The Link Between Heartburn and Cancer
Why heartburn or reflux can cause cancer
Heartburn occurs when fluid splashes back up from the stomach into the esophagus, the long feeding tube that connects the stomach and throat, sometimes causing a burning sensation.
In research from scientists at University of Texas Southwestern Medical Center and the Dallas Veterans Affairs Medical Center, researchers discovered that people with acid reflux disease, particularly those with a complication of acid reflux called Barrett's esophagus, have altered cells in their esophagus containing shortened telomeres, the ending sequences in DNA strands. Combined with related research, the findings indicate that the shortened sequences might allow other cells more prone to cancer to take over.
An award winning video series from the Mayo Clinic explains what Barrett's Esophagus is and how to treat it.
Twenty years ago, the most common type of esophageal cancer was squamous cancer, which arises from the squamous mucosa that lines the normal esophagus. But in the past 10 to 15 years, there has been a 350 percent increase in adenocarcinoma of the esophagus, a type of cancer that is related to the cellular changes in the esophagus that are the hallmark of Barrett’s Esophagus and arise from gastroesophageal reflux disease.
It is now the most common form of esophageal cancer, occurring in 80 percent to 90 percent of patients. This increase in esophageal adenocarcinoma mirrors the rise of the obesity epidemic. According to estimates put forth in a study published in the American Gastroenterological Association (AGA) journal Gastroenterology, more than 3 million Americans are living with Barrett's esophagus, a condition that can lead to esophageal cancer.
According to study findings, Barrett's was nearly twice as prevalent in people with symptoms of reflux and those who had esophagitis than those who did not. However, more than 40 percent of those who presented with the disease had no prior symptoms of reflux--giving credence to the theory that Barrett's can significantly impact people who present with no symptoms and that screening only those with reflux will not effectively capture all cases. And the risk of developing cancer may be even greater for patients who once experienced heartburn or other symptoms of reflux and then discover that those symptoms have gone away.

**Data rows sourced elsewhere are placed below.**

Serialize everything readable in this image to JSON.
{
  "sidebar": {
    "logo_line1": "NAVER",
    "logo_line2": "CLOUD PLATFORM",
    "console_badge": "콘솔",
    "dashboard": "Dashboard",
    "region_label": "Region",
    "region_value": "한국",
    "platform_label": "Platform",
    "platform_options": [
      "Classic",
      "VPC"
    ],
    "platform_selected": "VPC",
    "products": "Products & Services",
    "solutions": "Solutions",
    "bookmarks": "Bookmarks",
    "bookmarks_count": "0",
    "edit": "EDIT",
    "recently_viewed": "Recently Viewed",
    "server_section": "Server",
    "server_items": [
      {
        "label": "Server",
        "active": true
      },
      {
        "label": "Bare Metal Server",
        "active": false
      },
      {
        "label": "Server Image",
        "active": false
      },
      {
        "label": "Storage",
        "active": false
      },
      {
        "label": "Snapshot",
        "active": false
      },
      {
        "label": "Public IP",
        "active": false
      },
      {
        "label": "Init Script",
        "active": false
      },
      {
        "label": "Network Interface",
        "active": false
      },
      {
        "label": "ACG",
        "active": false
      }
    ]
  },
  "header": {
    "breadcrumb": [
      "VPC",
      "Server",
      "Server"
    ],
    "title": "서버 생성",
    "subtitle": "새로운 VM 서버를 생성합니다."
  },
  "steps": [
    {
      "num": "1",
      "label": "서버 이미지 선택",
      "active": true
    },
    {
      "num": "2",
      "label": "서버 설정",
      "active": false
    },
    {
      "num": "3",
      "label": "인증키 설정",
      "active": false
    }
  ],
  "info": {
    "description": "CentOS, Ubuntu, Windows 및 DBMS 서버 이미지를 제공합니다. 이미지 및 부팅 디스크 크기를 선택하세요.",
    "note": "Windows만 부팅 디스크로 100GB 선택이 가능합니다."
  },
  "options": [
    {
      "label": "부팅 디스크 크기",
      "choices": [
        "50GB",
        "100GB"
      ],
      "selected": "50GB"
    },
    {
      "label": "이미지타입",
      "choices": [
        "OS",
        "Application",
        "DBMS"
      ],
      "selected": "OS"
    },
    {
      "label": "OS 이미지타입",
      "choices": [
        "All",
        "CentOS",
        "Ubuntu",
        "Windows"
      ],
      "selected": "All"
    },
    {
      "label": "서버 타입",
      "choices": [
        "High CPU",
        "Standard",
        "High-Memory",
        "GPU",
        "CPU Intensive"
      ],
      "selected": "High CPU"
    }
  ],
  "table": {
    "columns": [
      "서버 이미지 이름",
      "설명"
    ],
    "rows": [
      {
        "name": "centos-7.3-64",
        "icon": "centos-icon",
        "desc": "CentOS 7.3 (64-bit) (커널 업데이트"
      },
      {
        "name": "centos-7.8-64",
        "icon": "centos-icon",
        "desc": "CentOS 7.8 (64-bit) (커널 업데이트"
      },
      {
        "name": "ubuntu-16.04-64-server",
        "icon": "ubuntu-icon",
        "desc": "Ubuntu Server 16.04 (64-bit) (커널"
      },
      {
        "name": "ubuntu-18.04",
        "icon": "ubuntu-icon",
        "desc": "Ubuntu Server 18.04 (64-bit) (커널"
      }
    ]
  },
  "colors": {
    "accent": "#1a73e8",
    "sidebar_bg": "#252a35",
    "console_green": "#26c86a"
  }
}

It may be a sign that the tissue lining the esophagus has gotten accustomed to the reflux and has changed to resemble the lining of the stomach.
'Silent reflux' may be the cause of sleep disturbances in patients with unexplained sleep disorders. Some researchers recommend that all patients with sleep apnea should be evaluated for gastroesophageal reflux. In addition, many people may not realize that symptoms such as chronic cough, hoarseness or chest pain can be caused by reflux disease, because they do not experience classic heartburn symptoms or regurgitation.